Will an RV Fridge Run On Battery While Driving?
Yes! Driving is a good time to run your fridge and other appliances on battery power since the battery is actively being recharged by your tow vehicles alternator – assuming you connect your RV to your tow vehicle via a 7 pin connection using the proper gauge wiring and recharging setup in your RV to accomplish this.
One thing to consider is the size – output in amps – of your tow vehicle’s alternator. Typically, most full-size trucks or larger SUV’s with tow packages have a factory installed alternator that can accommodate the functions of your tow vehicle plus recharging your RV’s house batteries. It is suggested you have a minimum 160A – 180A alternator in your tow vehicle to accommodate these activities.
Using a Portable Generator and Shore Power to use Your RV Fridge
An alternative to running your RV refrigerator solely off your house batteries, is connecting your RV to either 120V shore power or using a portable generator one you reach your destination. These options will give you the opportunity to run your RV fridge on your RV’s house batteries while traveling, then switching the RV refrigerator’s power source to either shore power or propane upon arriving.
✅ Check out our RV portable generator guide!
Understanding the amperage of your RV’s electrical system will be importantOne con of having a generator is that they can be bulky and take up extra real estate in your RV, but they can also be your lifeline when there is a power outage, and there is no risk of a fire like there is with using propane.
Does an RV Fridge Cool Faster on Propane?
Yes, an RV fridge running on propane will cool much faster compared being powered on house batteries. Propane is a more efficient power source for RV refrigerators thus resulting in faster cool-down temperatures.
Does an RV Fridge Need a Battery to Run On Propane?
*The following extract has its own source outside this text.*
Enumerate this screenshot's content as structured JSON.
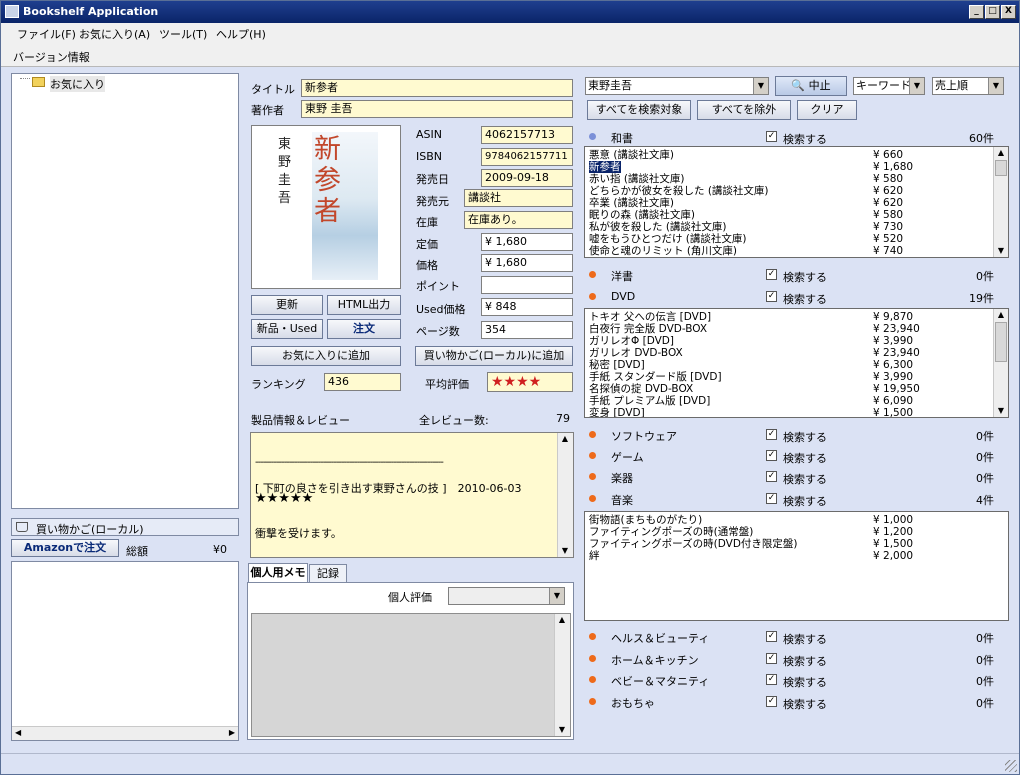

Yes, an RV refrigerator still needs a small amount of electrical power to run its internal components even when its main cooling power source is propane (LP Gas). This power can be provided by either the RV’s house batteries or shore power. Power is required for internal components such as the thermostat vital for monitoring and maintaining its internal temperature.
How Long Will an RV Fridge Run On a Tank of Propane?
The efficiency of every propane fridge varies depending on the type of refrigerator, size, how cold you have it set, etc. Generally, a standard 20 pound propane tank should allow the average RV fridge to run for 7 – 9 days non-stop. Here are some tips in maximizing your RV’s efficiency while running on propane:
- Check the temperature setting – keep your refrigerator at a proper internal temperature setting that will safely keep refrigerated items cold but not frozen.
- Make sure your refrigerator has proper airflow – This is especially important with condensing refrigerators. Keeping the internal cooling components cool and having good external air flow via the vents is important in maintaining the fridge’s cooling cycles.
- Don’t overfill the fridge – Over-filling your RV fridge will decrease internal circulation within the cold compartments. If you plan to fill your fridge for a trip, consider a fridge fan. These will help increase circulation when driving on sizzling days. In some cases, it can help cut down on cool down time by as much as 30 percent.
- Keep the RV out of direct sunlight – if possible, park your RV in the shade to keep the internal temperature of your RV as low possible. If your RV is parked in direct sun all day this will heat up the ambient temperature around and inside your RV potentially causing your RV fridge to work harder to maintain its cool temperature thus using more propane.
How Long Does an RV Fridge Take to Get Cold?
Again, this will vary depending on the model and type of RV fridge you have. However, on average, most RV refrigerators should take 4 to 6 hours to get cold enough to safely store food items. We suggest before your first travel day of a trip, pre-cooling your RV fridge prior to stocking it with food items. If possible, try using shore power and not your RV batteries or propane to pre-cool your refrigerator.